Call the Midwife ended its third season with a fond farewell for one of its major characters.
Jenny Lee (Jessica Raine), who arrived at Nonnatus House in London’s impoverished East End as a young, inexperienced nurse-midwife in the …
The latest, deliciously crammed episode (Season 3, Ep. 7) of Call the Midwife skillfully, and poignantly, interwove multiple stories that were, at their center, about creating a home or coming back to one.
They were bringing in the sheaves on Call the Midwife’s latest episode (Season Three, Ep. 6). But not to worry.
Years ago, there was a drinking game inspired by The Bob Newhart Show (1972-78). Every time a character on the sitcom greeted its eponymous star with a cheery, “Hi, Bob,” viewers had to take a sip from their beers.
Call the Midwife is usually about the happy arrival of new lives into this world, what with a baby or two being born every episode. In the series’ latest show (Ep.
Call the Midwife made a blatant play for ratings in its third episode of Season 3, featuring women in prison scenes and girl-on-girl fighting. What’s next? Nuns with guns at Nonnatus House?
Let’s get the really big news out of the way first: Midwife Trixie Franklin (Helen George) models a new pixie haircut in the second episode of Season 3. She says she was inspired to adopt the ‘do after seeing actress Jean Seberg’s …
Call the Midwife, the British series about a group of nurse-midwives and nuns who help the poor in London’s East End in the late 1950s, got off to a promising start with its season opener on PBS. There was even a royal visit.
The cast members of Call the Midwife can do more than just deliver babies.
The hit British series, which airs on BBC in the U.K. and concluded its second season last month on PBS in the U.S., features a large ensemble cast of 11 main players plus Vanessa Redgrave, who is heard only in voiceover.

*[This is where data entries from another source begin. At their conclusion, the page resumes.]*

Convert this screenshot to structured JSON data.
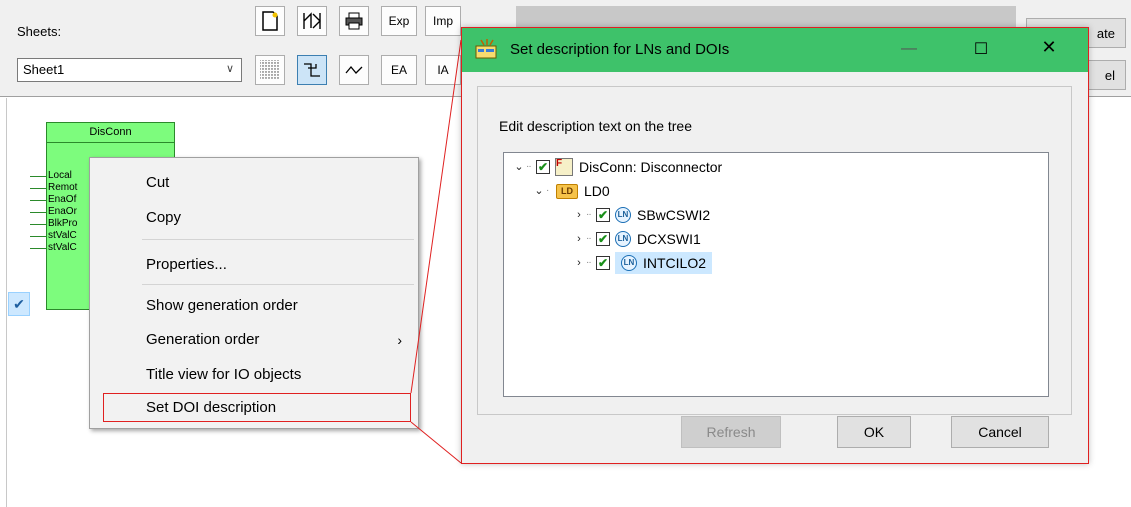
{
  "toolbar": {
    "sheets_label": "Sheets:",
    "sheet_selected": "Sheet1",
    "exp_label": "Exp",
    "imp_label": "Imp",
    "ea_label": "EA",
    "ia_label": "IA",
    "right_btn1_label": "ate",
    "right_btn2_label": "el"
  },
  "function_block": {
    "title": "DisConn",
    "pins": [
      "Local",
      "Remot",
      "EnaOf",
      "EnaOr",
      "BlkPro",
      "stValC",
      "stValC"
    ]
  },
  "context_menu": {
    "items": [
      {
        "label": "Cut"
      },
      {
        "label": "Copy"
      },
      {
        "label": "Properties..."
      },
      {
        "label": "Show generation order",
        "checked": true
      },
      {
        "label": "Generation order",
        "has_submenu": true
      },
      {
        "label": "Title view for IO objects"
      },
      {
        "label": "Set DOI description",
        "highlighted": true
      }
    ]
  },
  "dialog": {
    "title": "Set description for LNs and DOIs",
    "caption": "Edit description text on the tree",
    "tree": {
      "root": {
        "label": "DisConn: Disconnector",
        "icon": "function-icon",
        "checked": true,
        "expanded": true
      },
      "ld": {
        "label": "LD0",
        "badge": "LD",
        "expanded": true
      },
      "nodes": [
        {
          "label": "SBwCSWI2",
          "badge": "LN",
          "checked": true
        },
        {
          "label": "DCXSWI1",
          "badge": "LN",
          "checked": true
        },
        {
          "label": "INTCILO2",
          "badge": "LN",
          "checked": true,
          "selected": true
        }
      ]
    },
    "buttons": {
      "refresh": "Refresh",
      "ok": "OK",
      "cancel": "Cancel"
    }
  },
  "colors": {
    "title_bar": "#3ec26a",
    "function_block": "#7dfc7d",
    "highlight_border": "#e02020"
  }
}
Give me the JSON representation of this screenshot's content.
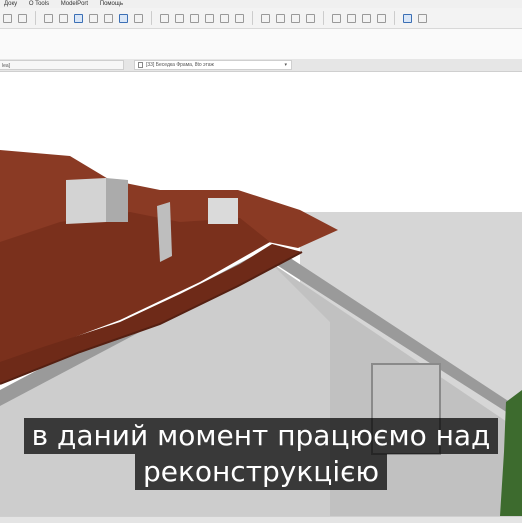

Nonnatus House meets Hell’s Angels. That was what happened in the latest episode of Call the Midwife, with leather-wearing nuns and helmeted midwives zooming about on powerful, low rider hogs through London’s East End in 1958.